WHAT IS BEING ASKED: Supply the number of lines in the listing below in which the word "miles" occurs, and nothing else.

Segment Start: DATA FOR PROCESSING

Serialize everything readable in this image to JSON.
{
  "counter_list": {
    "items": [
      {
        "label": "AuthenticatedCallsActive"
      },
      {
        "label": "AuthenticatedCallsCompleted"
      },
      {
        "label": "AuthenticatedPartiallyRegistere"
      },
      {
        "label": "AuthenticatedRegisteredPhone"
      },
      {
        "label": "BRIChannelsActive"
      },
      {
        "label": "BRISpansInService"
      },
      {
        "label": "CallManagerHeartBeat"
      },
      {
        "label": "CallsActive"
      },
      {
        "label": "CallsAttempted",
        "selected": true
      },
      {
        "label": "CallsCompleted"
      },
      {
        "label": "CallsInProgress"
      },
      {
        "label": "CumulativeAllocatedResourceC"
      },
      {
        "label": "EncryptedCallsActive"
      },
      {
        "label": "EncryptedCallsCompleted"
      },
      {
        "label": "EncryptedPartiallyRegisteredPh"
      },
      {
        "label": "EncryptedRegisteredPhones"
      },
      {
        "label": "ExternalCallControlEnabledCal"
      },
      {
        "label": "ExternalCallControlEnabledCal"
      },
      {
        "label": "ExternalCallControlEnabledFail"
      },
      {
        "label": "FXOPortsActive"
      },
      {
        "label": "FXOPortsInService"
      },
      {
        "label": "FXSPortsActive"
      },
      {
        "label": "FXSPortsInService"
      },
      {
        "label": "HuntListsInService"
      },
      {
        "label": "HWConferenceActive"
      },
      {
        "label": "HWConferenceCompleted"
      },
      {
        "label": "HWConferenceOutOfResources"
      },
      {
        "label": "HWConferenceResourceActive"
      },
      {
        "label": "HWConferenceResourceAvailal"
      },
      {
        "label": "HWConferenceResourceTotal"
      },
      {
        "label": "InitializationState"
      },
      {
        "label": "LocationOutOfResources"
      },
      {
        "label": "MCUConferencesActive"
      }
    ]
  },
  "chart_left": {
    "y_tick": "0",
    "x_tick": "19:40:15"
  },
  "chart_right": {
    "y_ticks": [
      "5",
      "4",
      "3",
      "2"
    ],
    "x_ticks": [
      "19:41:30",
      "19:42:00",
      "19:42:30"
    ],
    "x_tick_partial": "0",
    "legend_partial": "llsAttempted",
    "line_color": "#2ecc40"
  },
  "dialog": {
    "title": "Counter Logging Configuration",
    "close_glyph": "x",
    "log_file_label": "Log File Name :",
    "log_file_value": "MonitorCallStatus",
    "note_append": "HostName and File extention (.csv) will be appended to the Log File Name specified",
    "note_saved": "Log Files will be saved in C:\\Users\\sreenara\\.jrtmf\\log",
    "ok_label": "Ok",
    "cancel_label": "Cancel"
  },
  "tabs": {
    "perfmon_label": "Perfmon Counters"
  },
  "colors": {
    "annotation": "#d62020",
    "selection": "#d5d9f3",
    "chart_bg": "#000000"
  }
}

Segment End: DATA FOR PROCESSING
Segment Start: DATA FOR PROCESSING

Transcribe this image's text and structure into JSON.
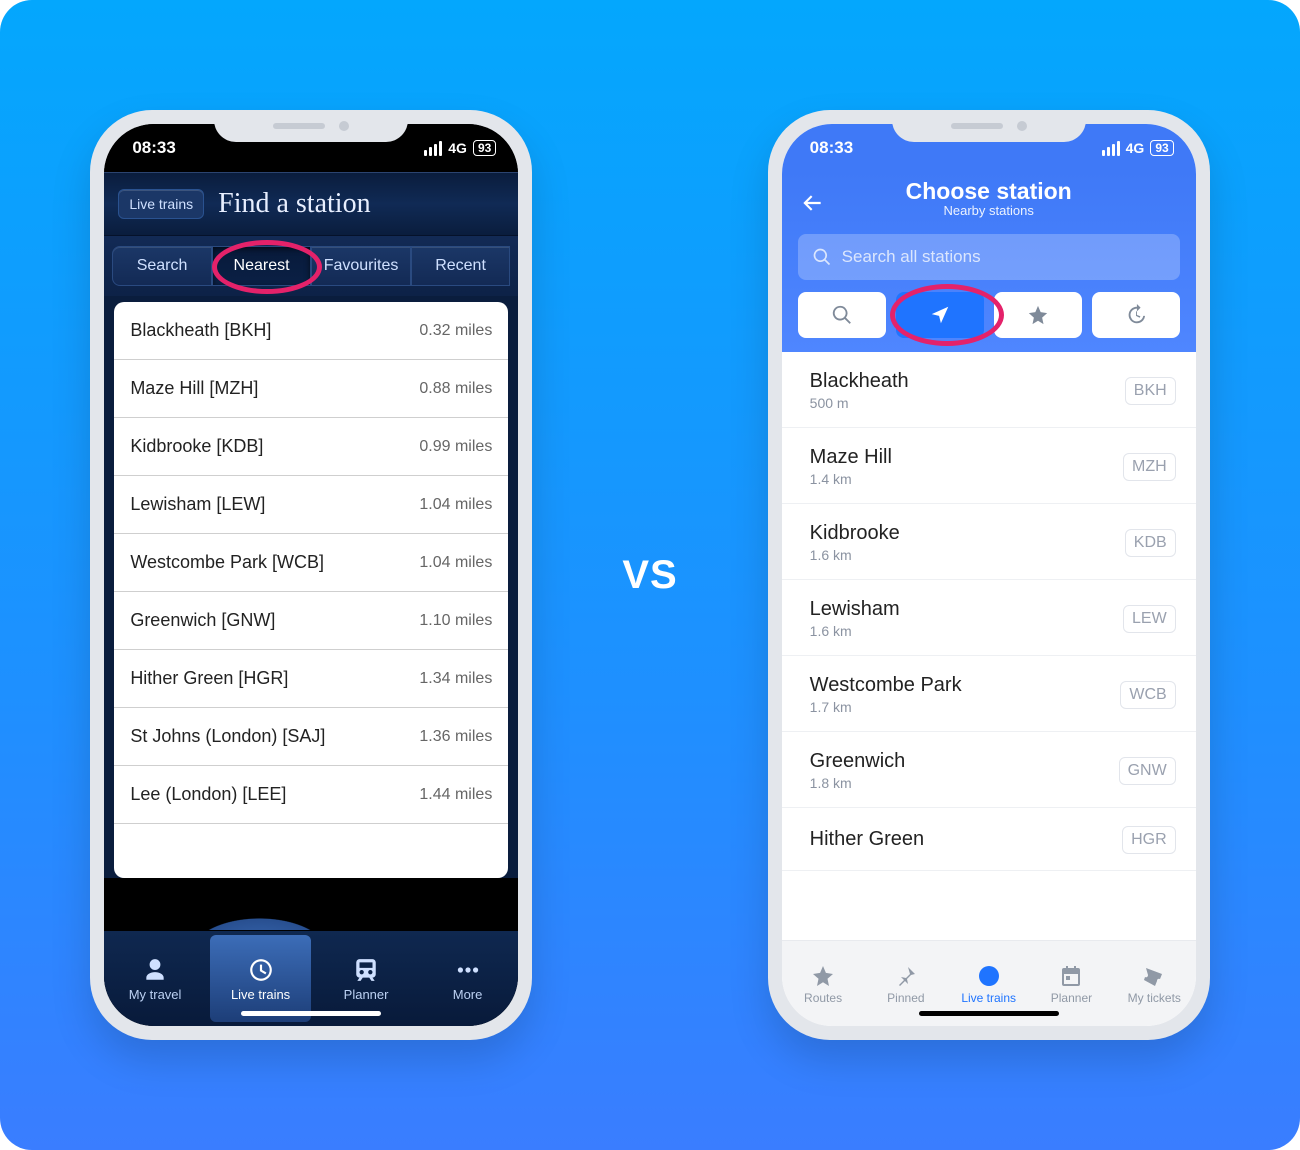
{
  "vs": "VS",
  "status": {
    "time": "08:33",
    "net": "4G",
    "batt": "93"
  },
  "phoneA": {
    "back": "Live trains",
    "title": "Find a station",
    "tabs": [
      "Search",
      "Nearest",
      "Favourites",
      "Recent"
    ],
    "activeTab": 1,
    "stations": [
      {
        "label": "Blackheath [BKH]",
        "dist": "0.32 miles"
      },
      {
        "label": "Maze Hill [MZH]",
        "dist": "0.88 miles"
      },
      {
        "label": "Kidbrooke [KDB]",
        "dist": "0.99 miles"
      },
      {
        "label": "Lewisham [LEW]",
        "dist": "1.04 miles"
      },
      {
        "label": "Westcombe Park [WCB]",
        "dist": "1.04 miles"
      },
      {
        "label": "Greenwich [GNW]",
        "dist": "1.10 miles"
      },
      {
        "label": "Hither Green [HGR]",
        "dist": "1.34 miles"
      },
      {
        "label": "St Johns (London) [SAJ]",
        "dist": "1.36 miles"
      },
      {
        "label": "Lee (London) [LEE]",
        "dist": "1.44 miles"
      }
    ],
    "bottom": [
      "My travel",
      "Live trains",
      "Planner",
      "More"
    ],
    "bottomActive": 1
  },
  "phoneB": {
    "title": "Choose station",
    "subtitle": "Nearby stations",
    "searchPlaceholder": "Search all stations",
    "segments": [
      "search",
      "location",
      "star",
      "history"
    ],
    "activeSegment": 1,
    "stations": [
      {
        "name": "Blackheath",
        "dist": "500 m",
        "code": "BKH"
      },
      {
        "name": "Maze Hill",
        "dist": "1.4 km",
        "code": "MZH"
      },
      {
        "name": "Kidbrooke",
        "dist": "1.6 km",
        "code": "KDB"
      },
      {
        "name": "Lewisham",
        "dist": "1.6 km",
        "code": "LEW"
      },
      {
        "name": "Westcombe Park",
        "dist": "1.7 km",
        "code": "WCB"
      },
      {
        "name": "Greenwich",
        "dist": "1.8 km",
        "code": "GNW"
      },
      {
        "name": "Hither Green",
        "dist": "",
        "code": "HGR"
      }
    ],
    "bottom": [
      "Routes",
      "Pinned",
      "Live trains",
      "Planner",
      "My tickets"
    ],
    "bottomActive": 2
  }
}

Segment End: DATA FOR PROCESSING
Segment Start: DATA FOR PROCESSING

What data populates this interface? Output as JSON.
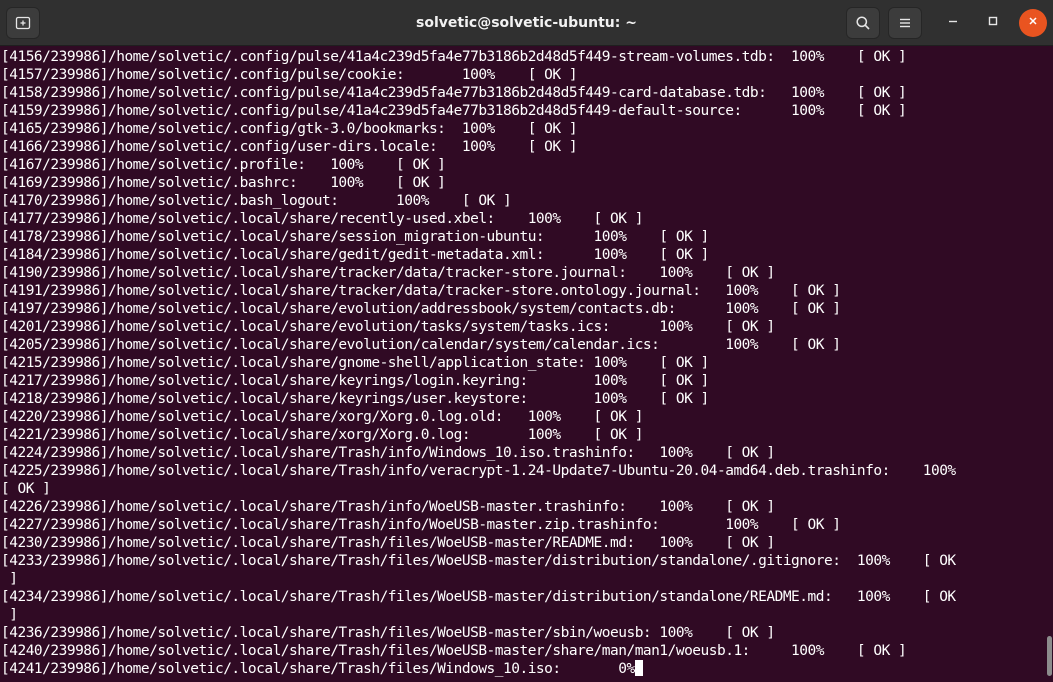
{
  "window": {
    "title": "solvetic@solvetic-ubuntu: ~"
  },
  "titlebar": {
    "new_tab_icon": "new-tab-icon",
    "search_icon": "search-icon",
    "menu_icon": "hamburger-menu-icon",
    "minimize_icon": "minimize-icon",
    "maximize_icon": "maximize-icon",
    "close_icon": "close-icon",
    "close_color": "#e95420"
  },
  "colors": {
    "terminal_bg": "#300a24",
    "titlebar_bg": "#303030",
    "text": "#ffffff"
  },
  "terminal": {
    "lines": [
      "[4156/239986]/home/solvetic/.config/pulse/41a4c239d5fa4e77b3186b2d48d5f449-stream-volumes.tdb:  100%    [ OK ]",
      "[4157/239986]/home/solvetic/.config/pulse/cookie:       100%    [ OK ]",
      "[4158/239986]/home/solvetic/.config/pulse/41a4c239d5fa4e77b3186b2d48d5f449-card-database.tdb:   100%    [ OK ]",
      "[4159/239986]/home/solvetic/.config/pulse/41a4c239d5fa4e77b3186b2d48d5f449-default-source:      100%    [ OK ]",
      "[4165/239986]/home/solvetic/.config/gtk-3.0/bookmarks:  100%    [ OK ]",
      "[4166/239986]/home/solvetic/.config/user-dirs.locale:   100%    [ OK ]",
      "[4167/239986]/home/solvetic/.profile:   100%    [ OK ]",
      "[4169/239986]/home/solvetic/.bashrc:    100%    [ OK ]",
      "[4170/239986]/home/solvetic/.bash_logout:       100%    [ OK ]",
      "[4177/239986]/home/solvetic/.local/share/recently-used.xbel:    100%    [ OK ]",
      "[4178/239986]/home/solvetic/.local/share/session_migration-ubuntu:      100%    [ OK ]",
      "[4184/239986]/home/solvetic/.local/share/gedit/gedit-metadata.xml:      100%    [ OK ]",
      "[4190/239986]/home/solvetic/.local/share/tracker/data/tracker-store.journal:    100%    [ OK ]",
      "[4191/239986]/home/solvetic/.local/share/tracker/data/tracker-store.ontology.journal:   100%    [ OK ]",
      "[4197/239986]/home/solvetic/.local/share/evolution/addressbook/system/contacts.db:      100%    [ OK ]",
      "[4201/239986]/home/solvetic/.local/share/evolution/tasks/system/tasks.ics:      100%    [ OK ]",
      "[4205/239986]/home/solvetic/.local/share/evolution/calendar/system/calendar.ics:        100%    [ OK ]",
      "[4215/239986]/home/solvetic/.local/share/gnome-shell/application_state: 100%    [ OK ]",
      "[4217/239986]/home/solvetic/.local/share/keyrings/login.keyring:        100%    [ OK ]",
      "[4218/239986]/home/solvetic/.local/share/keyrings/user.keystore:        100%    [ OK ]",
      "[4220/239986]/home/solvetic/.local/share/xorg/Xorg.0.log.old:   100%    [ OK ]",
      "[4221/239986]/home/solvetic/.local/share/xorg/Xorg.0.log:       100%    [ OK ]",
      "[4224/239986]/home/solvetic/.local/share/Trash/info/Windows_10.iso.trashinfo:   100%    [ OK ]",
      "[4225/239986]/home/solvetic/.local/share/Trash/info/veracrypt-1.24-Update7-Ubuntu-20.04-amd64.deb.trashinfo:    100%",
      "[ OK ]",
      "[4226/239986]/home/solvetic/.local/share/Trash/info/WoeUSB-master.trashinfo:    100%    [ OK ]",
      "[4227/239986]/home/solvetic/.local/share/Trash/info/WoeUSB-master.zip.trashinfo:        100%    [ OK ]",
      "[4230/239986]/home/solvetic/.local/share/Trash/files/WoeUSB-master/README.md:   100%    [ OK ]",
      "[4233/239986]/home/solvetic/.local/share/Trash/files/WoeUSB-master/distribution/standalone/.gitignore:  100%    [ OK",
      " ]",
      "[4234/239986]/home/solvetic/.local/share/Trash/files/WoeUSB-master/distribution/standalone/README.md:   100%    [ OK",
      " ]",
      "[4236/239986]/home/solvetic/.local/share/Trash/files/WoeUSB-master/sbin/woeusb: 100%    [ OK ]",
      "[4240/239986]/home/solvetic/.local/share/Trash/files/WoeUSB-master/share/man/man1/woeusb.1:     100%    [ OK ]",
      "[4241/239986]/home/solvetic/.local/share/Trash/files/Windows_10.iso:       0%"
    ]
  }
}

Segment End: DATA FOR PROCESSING

SOLUTION FOR THIS EXERCISE: 9